Bazin, André. What Is Cinema? Volume 1. Trans. Hugh Gray. Berkeley: University of California Press, 2005.
Bordwell, David. On the History of Film Style. 2nd ed. Madison, WI: Irvington Way Press, 2018.
Bordwell, David, Kristin Thompson, and Jeff Smith. Film Art: An Introduction. 1979. 12th ed. New York: McGraw-Hill Education, 2020.
Braudy, Leo, and Marshall Cohen, eds. Film Theory & Criticism. 1974. 8th ed. New York: Oxford University Press, 2021.
David, Joel. “Corrigenda & Problematics for Manila by Night: A Queer Film Classic.” Ámauteurish! (June 6, 2020).
———. “The Reviewer Reviewed.” Ámauteurish! (December 12, 2015).
Fowler, H.W. A Dictionary of Modern English Usage: The Classic First Edition. Ed. David Crystal. 1926. Oxford: Oxford University Press, 2009.
Hechler, David. The Battle and the Backlash: The Child Sexual Abuse War. Lexington, MA: Lexington Books, 1988.
Hill, John, and Pamela Church Gibson, eds. The Oxford Guide to Film Studies. New York: Oxford University Press, 1999.
Lenin, Vladimir Ilyich. “Directives on the Film Business.” 1922. Volume 42 of Lenin Collected Works, October 1917 – March 1923. Moscow: Progress Publishers, 1971. 388-89.
Longworth, Karina. Meryl Streep: Anatomy of an Actor. Cahiers du Cinema series. London: Phaidon Press, 2013.
Malko, George. “Pauline Kael Wants People to Go to the Movies: A Profile.” Conversations with Pauline Kael. Ed. Will Brantley.

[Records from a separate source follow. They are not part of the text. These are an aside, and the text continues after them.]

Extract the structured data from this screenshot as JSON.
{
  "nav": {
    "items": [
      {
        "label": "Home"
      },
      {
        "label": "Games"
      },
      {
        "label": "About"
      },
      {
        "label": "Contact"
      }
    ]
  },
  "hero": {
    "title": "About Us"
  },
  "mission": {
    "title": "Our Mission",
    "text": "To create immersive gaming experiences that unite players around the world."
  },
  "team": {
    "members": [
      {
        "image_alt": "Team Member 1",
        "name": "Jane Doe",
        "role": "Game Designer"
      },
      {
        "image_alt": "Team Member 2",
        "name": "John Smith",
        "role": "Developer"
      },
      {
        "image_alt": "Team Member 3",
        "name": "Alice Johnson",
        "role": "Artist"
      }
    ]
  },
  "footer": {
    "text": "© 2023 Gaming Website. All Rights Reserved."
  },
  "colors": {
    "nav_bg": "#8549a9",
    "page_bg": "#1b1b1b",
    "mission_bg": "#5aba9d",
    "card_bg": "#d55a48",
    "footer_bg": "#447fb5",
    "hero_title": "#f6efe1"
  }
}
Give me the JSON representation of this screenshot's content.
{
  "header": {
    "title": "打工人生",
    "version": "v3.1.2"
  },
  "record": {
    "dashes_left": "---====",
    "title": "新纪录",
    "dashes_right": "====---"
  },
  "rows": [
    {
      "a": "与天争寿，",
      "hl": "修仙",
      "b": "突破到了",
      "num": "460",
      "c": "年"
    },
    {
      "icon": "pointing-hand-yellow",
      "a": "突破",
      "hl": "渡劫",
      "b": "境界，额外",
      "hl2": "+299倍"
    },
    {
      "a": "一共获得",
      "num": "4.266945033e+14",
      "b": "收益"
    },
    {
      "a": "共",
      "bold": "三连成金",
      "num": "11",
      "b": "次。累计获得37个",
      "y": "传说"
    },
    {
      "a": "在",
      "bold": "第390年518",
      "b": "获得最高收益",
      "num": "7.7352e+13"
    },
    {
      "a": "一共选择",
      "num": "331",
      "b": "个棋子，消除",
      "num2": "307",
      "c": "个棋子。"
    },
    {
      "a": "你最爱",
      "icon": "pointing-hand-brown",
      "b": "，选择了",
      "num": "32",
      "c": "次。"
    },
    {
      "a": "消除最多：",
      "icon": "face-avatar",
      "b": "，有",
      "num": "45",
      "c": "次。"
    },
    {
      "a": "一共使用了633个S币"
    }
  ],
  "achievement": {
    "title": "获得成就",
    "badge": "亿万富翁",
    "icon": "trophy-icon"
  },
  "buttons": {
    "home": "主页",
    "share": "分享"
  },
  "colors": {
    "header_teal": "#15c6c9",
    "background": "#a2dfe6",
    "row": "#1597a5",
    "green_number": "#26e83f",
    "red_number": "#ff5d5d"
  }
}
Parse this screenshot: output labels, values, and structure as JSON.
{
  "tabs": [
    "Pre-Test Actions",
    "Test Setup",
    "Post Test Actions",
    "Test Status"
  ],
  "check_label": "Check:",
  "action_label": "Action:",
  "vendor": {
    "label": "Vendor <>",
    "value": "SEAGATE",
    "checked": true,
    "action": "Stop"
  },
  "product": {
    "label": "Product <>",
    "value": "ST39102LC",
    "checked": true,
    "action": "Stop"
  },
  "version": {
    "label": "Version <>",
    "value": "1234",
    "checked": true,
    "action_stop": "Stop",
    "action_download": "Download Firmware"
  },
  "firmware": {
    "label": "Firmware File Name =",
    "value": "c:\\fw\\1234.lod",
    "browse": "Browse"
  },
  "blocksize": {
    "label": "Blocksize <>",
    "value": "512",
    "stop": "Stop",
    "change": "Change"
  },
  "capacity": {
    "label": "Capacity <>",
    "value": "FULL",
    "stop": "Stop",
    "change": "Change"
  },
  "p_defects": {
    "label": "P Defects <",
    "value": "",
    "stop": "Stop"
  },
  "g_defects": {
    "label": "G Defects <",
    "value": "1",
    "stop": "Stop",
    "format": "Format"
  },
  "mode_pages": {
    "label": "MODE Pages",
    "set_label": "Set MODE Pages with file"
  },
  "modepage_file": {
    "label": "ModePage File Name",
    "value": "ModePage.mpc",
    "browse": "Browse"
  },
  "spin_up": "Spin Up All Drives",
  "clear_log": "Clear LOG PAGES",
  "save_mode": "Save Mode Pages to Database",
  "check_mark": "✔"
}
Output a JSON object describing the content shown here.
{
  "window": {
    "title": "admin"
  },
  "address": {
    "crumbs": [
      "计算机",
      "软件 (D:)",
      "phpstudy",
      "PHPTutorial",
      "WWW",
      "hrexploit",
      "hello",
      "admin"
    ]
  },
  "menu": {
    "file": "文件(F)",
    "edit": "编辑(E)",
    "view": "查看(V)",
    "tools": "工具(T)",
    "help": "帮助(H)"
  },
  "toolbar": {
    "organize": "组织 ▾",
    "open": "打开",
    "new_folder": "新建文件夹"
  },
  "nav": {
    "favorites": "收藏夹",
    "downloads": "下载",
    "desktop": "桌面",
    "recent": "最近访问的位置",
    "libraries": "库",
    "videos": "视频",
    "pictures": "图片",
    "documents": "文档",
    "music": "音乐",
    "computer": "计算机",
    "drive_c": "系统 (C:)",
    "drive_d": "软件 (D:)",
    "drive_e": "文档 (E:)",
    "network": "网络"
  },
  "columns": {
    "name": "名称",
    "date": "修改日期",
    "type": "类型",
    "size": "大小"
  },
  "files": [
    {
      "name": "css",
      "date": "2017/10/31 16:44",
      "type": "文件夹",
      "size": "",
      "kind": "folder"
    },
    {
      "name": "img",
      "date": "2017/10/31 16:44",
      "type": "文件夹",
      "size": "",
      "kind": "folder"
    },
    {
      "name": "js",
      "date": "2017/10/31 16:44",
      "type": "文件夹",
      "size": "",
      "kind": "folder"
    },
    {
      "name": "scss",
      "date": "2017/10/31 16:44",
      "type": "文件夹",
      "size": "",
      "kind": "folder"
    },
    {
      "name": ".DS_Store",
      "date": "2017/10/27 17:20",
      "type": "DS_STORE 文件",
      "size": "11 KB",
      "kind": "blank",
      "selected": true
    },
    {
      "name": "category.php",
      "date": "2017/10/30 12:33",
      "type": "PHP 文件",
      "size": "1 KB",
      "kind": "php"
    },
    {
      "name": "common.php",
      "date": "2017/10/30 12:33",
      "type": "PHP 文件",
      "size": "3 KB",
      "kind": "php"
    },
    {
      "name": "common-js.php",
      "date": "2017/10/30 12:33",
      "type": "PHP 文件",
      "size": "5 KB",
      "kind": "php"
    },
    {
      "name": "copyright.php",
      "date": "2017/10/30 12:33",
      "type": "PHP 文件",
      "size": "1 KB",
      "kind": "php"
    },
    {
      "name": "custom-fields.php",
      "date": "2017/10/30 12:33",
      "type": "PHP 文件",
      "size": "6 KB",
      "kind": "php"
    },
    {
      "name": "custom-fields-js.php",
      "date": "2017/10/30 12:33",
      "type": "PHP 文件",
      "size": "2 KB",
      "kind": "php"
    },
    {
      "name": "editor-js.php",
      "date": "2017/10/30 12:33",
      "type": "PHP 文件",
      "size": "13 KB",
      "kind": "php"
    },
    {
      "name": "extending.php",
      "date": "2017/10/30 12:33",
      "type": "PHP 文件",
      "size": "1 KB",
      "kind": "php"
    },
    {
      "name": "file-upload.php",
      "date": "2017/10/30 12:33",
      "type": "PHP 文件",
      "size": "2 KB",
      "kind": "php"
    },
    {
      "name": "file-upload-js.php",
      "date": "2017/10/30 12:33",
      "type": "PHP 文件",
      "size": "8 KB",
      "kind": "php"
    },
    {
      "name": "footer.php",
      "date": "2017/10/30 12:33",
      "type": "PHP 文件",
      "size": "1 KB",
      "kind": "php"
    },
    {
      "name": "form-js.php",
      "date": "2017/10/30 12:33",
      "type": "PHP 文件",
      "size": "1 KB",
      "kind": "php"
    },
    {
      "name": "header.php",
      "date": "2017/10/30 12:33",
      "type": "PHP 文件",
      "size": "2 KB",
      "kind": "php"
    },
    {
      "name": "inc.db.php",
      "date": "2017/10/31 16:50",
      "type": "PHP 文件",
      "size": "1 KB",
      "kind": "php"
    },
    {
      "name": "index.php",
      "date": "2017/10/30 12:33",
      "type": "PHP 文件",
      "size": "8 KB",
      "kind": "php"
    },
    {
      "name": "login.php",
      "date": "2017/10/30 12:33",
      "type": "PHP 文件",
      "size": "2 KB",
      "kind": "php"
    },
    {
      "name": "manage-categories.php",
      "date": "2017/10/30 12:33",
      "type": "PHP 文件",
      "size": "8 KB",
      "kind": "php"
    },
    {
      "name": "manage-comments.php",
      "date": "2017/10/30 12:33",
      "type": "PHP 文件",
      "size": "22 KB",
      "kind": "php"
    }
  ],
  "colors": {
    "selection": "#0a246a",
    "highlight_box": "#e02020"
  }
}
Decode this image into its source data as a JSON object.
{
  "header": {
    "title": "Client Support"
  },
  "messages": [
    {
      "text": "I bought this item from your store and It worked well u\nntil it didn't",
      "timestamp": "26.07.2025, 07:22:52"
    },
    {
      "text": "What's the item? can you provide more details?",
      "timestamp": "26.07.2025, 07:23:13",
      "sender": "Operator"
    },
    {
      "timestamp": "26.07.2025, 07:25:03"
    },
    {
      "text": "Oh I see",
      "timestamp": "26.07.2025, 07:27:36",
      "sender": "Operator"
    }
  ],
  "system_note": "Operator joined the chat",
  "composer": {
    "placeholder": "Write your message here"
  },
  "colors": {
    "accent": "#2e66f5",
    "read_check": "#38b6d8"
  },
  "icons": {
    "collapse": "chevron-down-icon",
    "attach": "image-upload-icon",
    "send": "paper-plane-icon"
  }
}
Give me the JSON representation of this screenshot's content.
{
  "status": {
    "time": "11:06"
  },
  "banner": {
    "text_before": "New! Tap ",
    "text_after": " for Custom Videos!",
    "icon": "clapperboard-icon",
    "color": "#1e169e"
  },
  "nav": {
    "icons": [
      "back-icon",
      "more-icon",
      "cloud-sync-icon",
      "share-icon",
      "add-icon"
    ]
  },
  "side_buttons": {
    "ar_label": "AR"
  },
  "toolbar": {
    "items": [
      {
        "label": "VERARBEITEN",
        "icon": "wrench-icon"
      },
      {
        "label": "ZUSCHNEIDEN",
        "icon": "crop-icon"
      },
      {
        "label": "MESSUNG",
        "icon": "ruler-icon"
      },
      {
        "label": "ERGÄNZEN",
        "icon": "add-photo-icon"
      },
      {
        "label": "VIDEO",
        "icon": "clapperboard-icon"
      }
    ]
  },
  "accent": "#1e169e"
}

Jackson: University Press of Mississippi, 1996. 15-30.
McCoy, Alfred W. Policing America’s Empire: The United States, the Philippines, and the Rise of the Surveillance State. New Perspectives in Southeast Asian Studies series. Madison: University of Wisconsin Press, 2009.
McMahon, James. “Life Is a Great Screenwriter.” Interview with Francis Ford Coppola. The Guardian (December 5, 2020).
Modern Language Association of America. MLA Handbook. 9th ed. New York: MLA, 2021.
Nichols, Bill, ed. Movies and Methods: An Anthology. Vols. 1 & 2. Berkeley: University of California Press, 1976 & 1985.
Rice, Mark. Dean Worcester’s Fantasy Islands: Photography, Film, and the Colonial Philippines. Ann Arbor, MI: University of Michigan Press, 2014.
Simon, John. “A Critical Credo.” Private Screenings: Views of the Cinema of the Sixties. New York: Macmillan, 1967. 1-16.
Smith, Zadie. “That Crafty Feeling.” Columbia University Writing Program lecture. The Believer (June 1, 2008).
Stam, Robert. Film Theory: An Introduction. Malden, MA: Blackwell 2000.
Stam, Robert, and Toby Miller, eds. Film and Theory: An Anthology. Malden, MA: Blackwell 2000.
Thompson, Kristin, and David Bordwell. Observations on Film Art. At David Bordwell’s Website on Cinema (September 2006 to the present).